By Rob van Alstyne
By Zach McCormick
By Emily Eveland
By Jack Spencer
By Michael Madden
By Reed Fischer
By Emily Weiss
By Emily Weiss
The Triple Rock Social Club stunk of sweat and legacy as Dinosaur Jr. blasted to life. Blissed-out punk rockers from generations X, Y, and MySpace squished together to revel in a sonic beating by a band that manages to remain relevant years after their late '80s and early '90s grunge heyday. With little fanfare or between-song banter, Dinosaur Jr. came down atop the heads of the crowd with a rolling, thunderous crash that didn't let up until after they had set down their instruments and left the stage.
In a chance encounter while strolling down Cedar Avenue toward the rock club, my concert companion and I had the chance to meet Dinosaur Jr. bassist, Sebadoh frontman and all-around lo-fi rock legend Lou Barlow. "Do you have earplugs?" Barlow asked us, and while his worry over our aural safety seemed sweet and a little silly at the time, I soon understood his concern.

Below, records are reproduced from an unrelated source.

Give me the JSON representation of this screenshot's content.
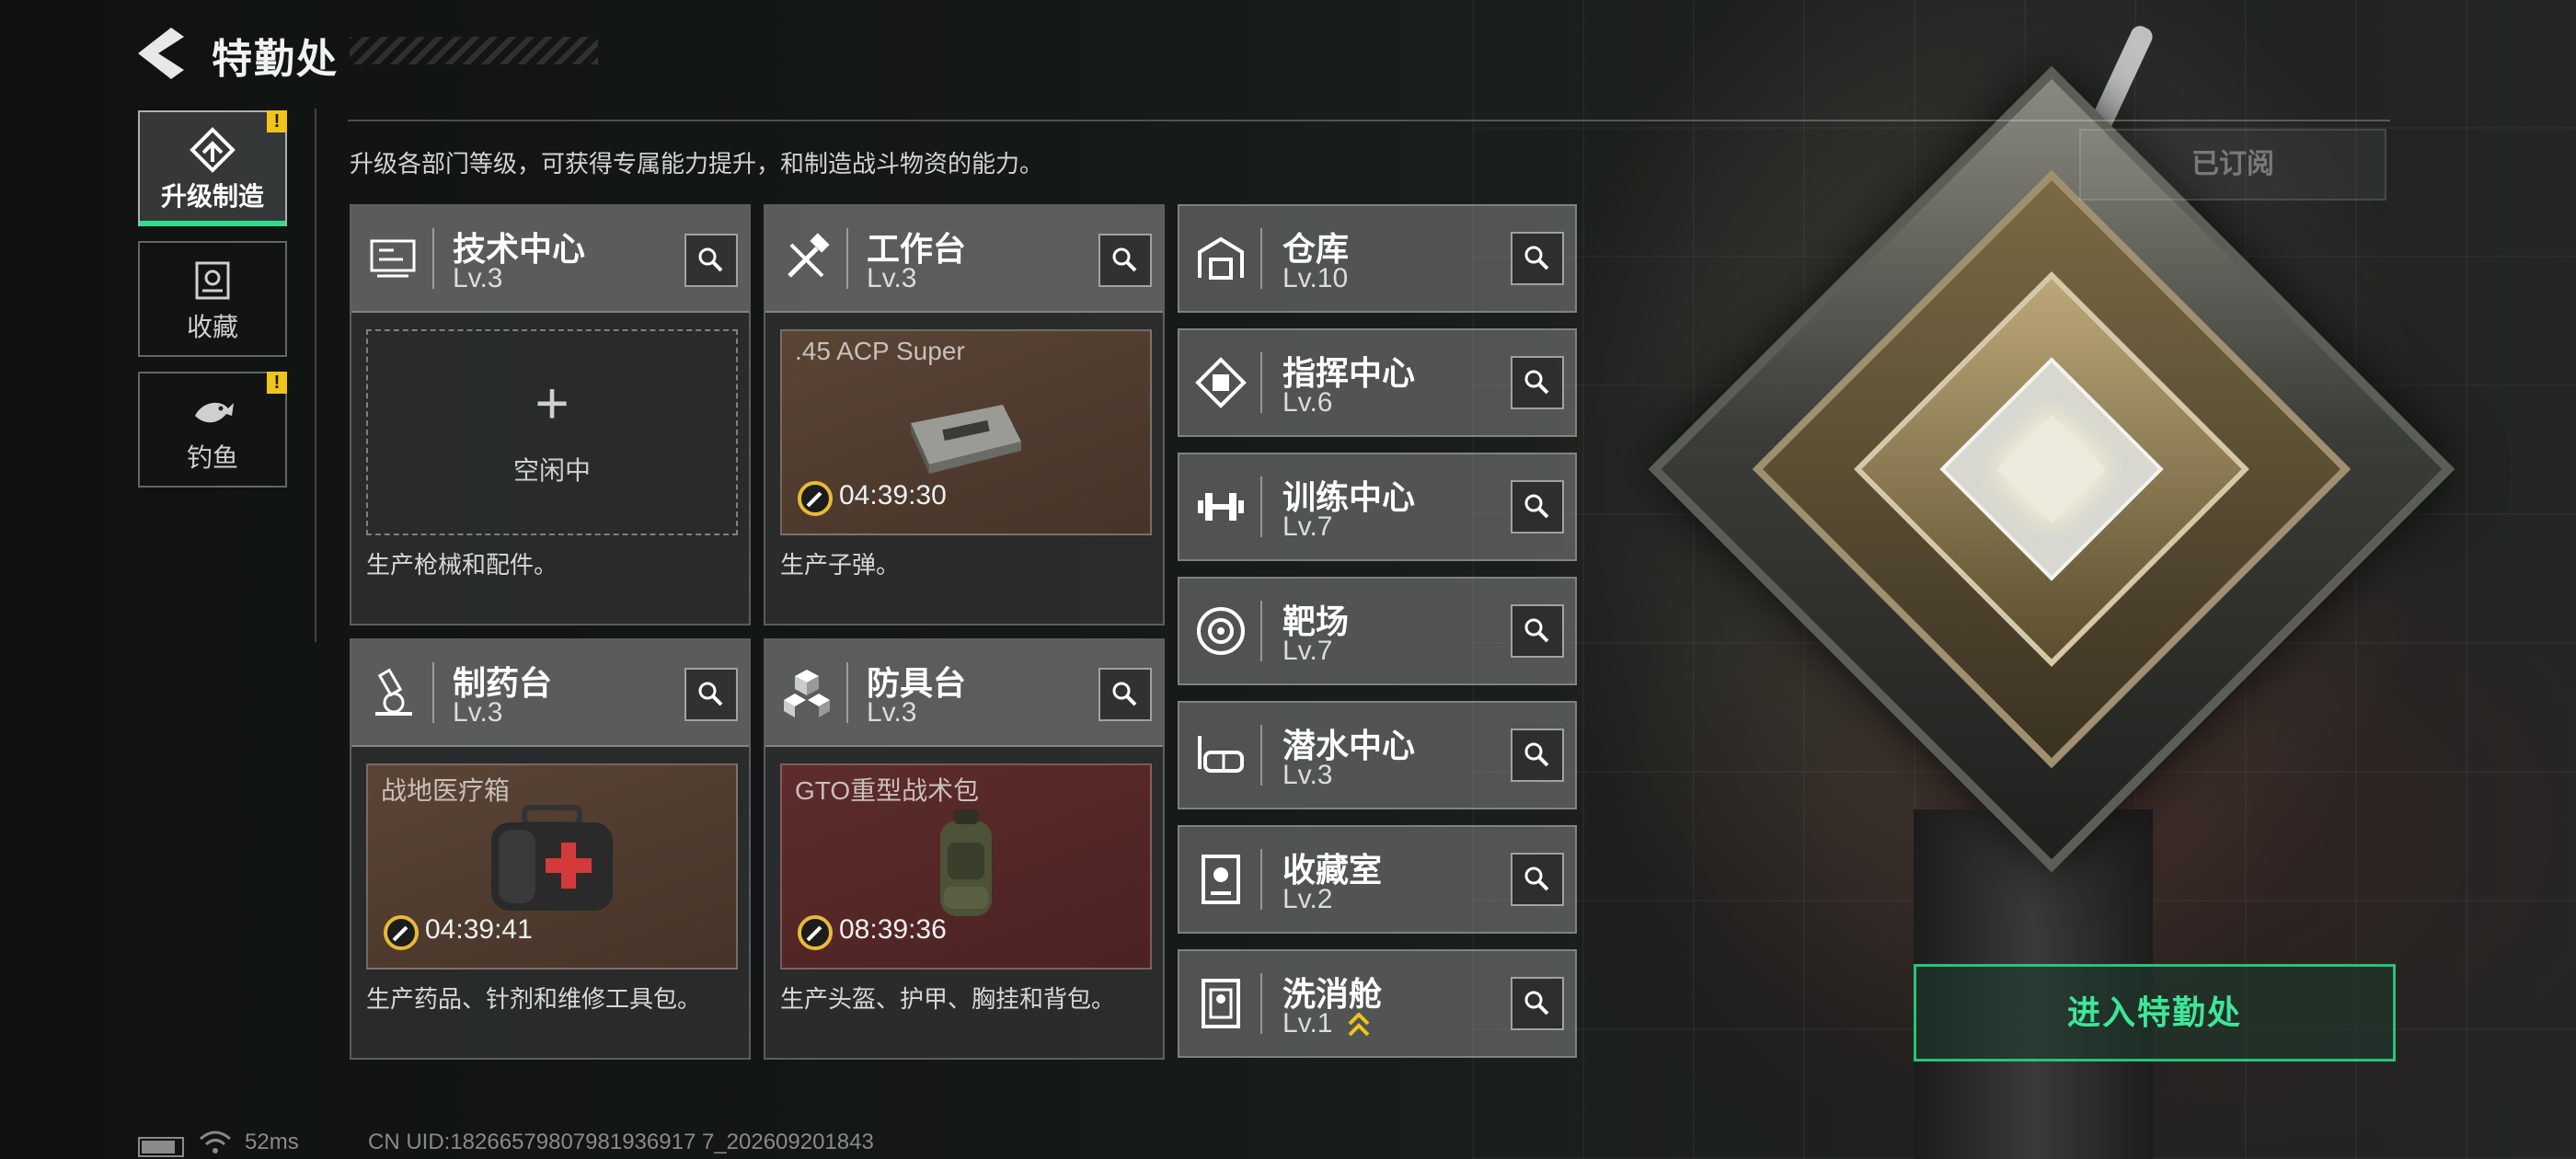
{
  "header": {
    "title": "特勤处"
  },
  "nav": [
    {
      "label": "升级制造",
      "icon": "upgrade-icon",
      "active": true,
      "badge": "!"
    },
    {
      "label": "收藏",
      "icon": "collection-icon",
      "active": false,
      "badge": ""
    },
    {
      "label": "钓鱼",
      "icon": "fish-icon",
      "active": false,
      "badge": "!"
    }
  ],
  "description": "升级各部门等级，可获得专属能力提升，和制造战斗物资的能力。",
  "subscribed_label": "已订阅",
  "cards": [
    {
      "name": "技术中心",
      "level": "Lv.3",
      "icon": "circuit-board-icon",
      "state": "idle",
      "idle_text": "空闲中",
      "plus": "+",
      "footer": "生产枪械和配件。"
    },
    {
      "name": "工作台",
      "level": "Lv.3",
      "icon": "tools-icon",
      "state": "producing",
      "item": ".45 ACP Super",
      "timer": "04:39:30",
      "footer": "生产子弹。"
    },
    {
      "name": "制药台",
      "level": "Lv.3",
      "icon": "microscope-icon",
      "state": "producing",
      "item": "战地医疗箱",
      "timer": "04:39:41",
      "footer": "生产药品、针剂和维修工具包。"
    },
    {
      "name": "防具台",
      "level": "Lv.3",
      "icon": "cubes-icon",
      "state": "producing",
      "item": "GTO重型战术包",
      "timer": "08:39:36",
      "footer": "生产头盔、护甲、胸挂和背包。"
    }
  ],
  "rows": [
    {
      "name": "仓库",
      "level": "Lv.10",
      "icon": "warehouse-icon"
    },
    {
      "name": "指挥中心",
      "level": "Lv.6",
      "icon": "chip-icon"
    },
    {
      "name": "训练中心",
      "level": "Lv.7",
      "icon": "dumbbell-icon"
    },
    {
      "name": "靶场",
      "level": "Lv.7",
      "icon": "target-icon"
    },
    {
      "name": "潜水中心",
      "level": "Lv.3",
      "icon": "diving-mask-icon"
    },
    {
      "name": "收藏室",
      "level": "Lv.2",
      "icon": "trophy-room-icon"
    },
    {
      "name": "洗消舱",
      "level": "Lv.1",
      "icon": "decontamination-icon",
      "upgradable": true
    }
  ],
  "enter_button": "进入特勤处",
  "status": {
    "ping": "52ms",
    "uid": "CN UID:18266579807981936917 7_202609201843"
  },
  "colors": {
    "accent": "#2fdc8c",
    "badge": "#f0c419",
    "enter": "#3ee699"
  }
}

On stage, lead singer J Mascis stood surrounded by giant stacks of Marshall amps, his long blond hair hanging perfectly straight around his unwavering face as he and his band mates bitch-slapped the audience with a wall of sound so loud it would leave unprotected ears ringing for days.
Mascis took on most of the vocal duties, but the lyrics never really took center stage. Instead, the trio worked together to produce a churning, pace-quickening beat. And just before the audience had a chance to get their heads bobbing in unison, the band would flip the room upside down with a stretched-out interlude or one of Mascis's many swooning, melodic guitar solos, the likes of which seemed to stop time all together.
After a long, teasing pause that separated the main set from the encore, Dinosaur Jr. returned to the stage to play a frenetic cover of The Cure's "Just Like Heaven," a moment that seemed to bring together the young and old fans in the room and cause everyone to writhe maniacally to the beat. Afterwards, the crowd was drenched and clamoring to get outside, glowing from the memorable evening and chattering fanatically before dissipating into the rainy night.